• [Task brief] Pick each line containing the word "Hovedgruppe" out of the data below.
..............................
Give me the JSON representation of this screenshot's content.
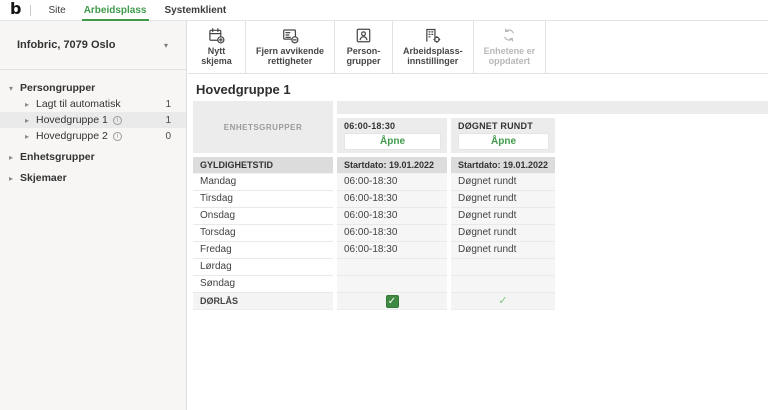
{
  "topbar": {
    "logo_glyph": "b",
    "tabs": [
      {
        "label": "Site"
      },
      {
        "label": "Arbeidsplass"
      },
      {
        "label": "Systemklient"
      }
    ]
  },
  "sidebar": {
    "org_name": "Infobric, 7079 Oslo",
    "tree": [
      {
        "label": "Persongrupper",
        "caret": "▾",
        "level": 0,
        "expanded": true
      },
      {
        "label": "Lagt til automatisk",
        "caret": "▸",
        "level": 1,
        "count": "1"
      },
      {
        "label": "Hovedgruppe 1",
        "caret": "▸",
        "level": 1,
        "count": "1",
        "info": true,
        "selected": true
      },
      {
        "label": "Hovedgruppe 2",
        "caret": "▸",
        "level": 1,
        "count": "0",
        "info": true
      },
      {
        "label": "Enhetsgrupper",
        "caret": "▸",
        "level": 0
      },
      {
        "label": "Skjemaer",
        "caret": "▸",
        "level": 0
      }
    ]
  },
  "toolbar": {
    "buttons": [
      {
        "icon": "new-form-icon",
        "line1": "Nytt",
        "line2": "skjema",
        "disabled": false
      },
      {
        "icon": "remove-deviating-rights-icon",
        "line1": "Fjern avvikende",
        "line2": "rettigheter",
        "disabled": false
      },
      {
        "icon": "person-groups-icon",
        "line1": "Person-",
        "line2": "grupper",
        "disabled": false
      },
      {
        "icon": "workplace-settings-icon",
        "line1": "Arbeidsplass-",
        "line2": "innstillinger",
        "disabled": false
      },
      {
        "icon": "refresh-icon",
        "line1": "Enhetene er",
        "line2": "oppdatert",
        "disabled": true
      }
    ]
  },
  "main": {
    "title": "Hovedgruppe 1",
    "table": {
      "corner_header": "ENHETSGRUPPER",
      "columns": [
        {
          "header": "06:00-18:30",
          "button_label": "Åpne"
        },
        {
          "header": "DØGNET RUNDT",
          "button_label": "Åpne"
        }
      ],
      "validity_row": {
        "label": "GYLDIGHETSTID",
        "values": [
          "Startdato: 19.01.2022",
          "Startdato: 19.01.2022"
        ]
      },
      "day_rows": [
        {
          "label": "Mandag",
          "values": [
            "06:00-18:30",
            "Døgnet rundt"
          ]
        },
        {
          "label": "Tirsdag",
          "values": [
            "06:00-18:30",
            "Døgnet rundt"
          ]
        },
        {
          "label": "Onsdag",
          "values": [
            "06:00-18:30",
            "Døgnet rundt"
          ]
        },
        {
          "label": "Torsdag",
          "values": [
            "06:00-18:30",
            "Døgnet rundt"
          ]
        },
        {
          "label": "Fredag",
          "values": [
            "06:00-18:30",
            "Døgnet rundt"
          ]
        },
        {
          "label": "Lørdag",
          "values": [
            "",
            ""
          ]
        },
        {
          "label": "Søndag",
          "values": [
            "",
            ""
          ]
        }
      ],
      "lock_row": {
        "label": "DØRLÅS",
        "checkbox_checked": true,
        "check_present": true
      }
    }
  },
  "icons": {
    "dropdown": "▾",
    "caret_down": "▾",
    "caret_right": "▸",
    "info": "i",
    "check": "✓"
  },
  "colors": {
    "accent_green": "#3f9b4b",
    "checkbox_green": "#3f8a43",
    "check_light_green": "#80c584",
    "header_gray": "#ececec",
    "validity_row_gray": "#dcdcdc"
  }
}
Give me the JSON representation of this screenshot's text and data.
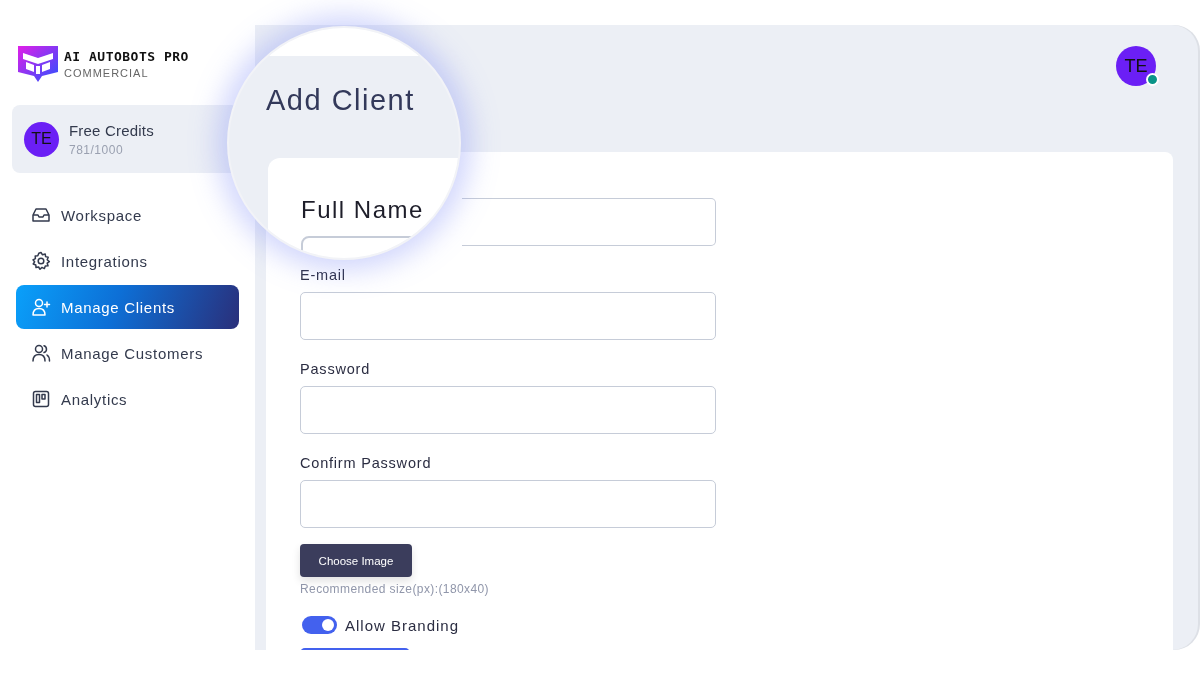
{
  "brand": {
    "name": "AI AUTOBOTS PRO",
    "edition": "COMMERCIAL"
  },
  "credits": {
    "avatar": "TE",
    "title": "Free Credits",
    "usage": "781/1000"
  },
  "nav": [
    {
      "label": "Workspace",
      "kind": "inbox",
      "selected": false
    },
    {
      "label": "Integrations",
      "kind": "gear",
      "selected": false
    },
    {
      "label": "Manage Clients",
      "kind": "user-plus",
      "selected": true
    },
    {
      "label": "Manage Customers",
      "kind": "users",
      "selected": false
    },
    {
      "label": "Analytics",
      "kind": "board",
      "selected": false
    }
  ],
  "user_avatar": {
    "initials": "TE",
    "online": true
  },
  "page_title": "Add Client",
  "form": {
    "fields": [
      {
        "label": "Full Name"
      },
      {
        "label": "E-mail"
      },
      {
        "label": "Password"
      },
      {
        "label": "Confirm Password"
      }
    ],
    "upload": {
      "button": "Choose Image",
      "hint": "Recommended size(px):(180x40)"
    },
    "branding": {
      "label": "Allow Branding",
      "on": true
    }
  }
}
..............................
• [Response]
        "label": "Hovedgruppe 1",
        "label": "Hovedgruppe 2",
    "title": "Hovedgruppe 1",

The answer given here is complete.